Musical Instruments and Musicality
Any collection of instruments can fall into any one of the aforementioned group sizes. The most important thing to remember is that whatever collection of instruments you bring together, in the end and collectively, they must sound musical and pleasing to listen to. There are certain groups which are more traditional and others that are more readily accepted within specific genres of music. Just remember that any collection of instruments is possible based first upon the composition as it was originally written by the composer and secondly by gaining approval, including artistic freedom and commercial licensing, from the original composer or license holder(s) allowing you and/or your group to perform a specific interpretation, or a specialized and customized arrangement of the original music.
In all cases, it is imperative that the music being generated actually sounds musical and not simply a collection of various random sounds, in a basic sense. Structure is not always a bad thing and music is based upon patterns and structures. The ideas of rhythm, harmony and melody are necessary structures or components of music and they work together to cause sound to be accepted as being musical or having musicality. Instrument selection plays a vital role in attaining musicality too. This idea is known as orchestration, selecting instruments which produce sounds that work well together and that most closely resemble the intent of the composer.

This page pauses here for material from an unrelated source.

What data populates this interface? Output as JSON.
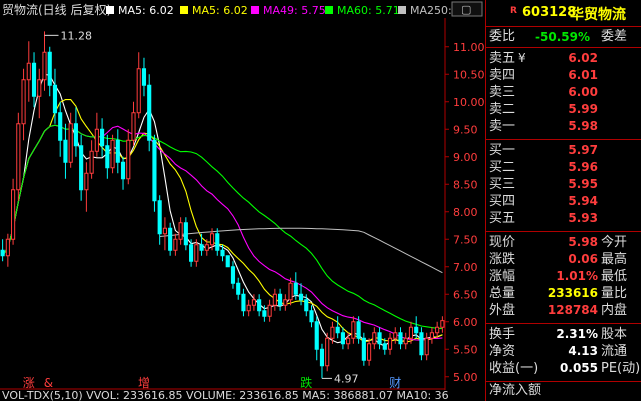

Again, the goal is musicality, creating a collection of organized sound, music that is beautiful and pleasing to the ear. This is not to be confused with popularity or marketability.
Whether you elect to play as a solo performer or with any one of the groups listed above, being aware of the available instruments and selecting one or more that are right for you should involve a little investigation. It is vital that you select an instrument that “fits” you, your interests, your taste, your actual performance capabilities and your overall musical skill level. In that way you gain the most satisfaction from your playing. You can also either compose your own music using your selected and preferred instrument to write from or on, or select a repertoire of existing music that matches the instrument you have chosen to play.
Hopefully I have conveyed to you the general ideas of musical instruments as well as the idea of instrumentation in this article. I feel we have met the intent of this article in setting the stage for further articles focusing on the individual musical instrument. As a reminder, I will be producing more articles about them, more specifically, a review of each instrument in the chordophone classification of instruments to start off with. Eventually the total collection of articles covering most all of the major musical instruments of the orchestra are planned to be written, at least that is our hope.
For you, we also hope that this article will help you get started finding a suitable instrument for your self and possibly it can be used as a basic guide when searching for the musical instruments best suited to you and the type of music you wish to play. If you already have selected your preferred instrument you might find this article of some help in researching a new found and expanded interest in musical instruments.
For more information about musical instruments and additional resources please see http://www.distance-education.org/Degrees/An-Educational-Guide-to-Musical-Instruments-A599.html. We wish to thank Amy a young and highly motivated student of music from Delaware attending Ms. Ward’s music classes for this excellent resource page. Thank you Amy! – Don Rath Jr., composer.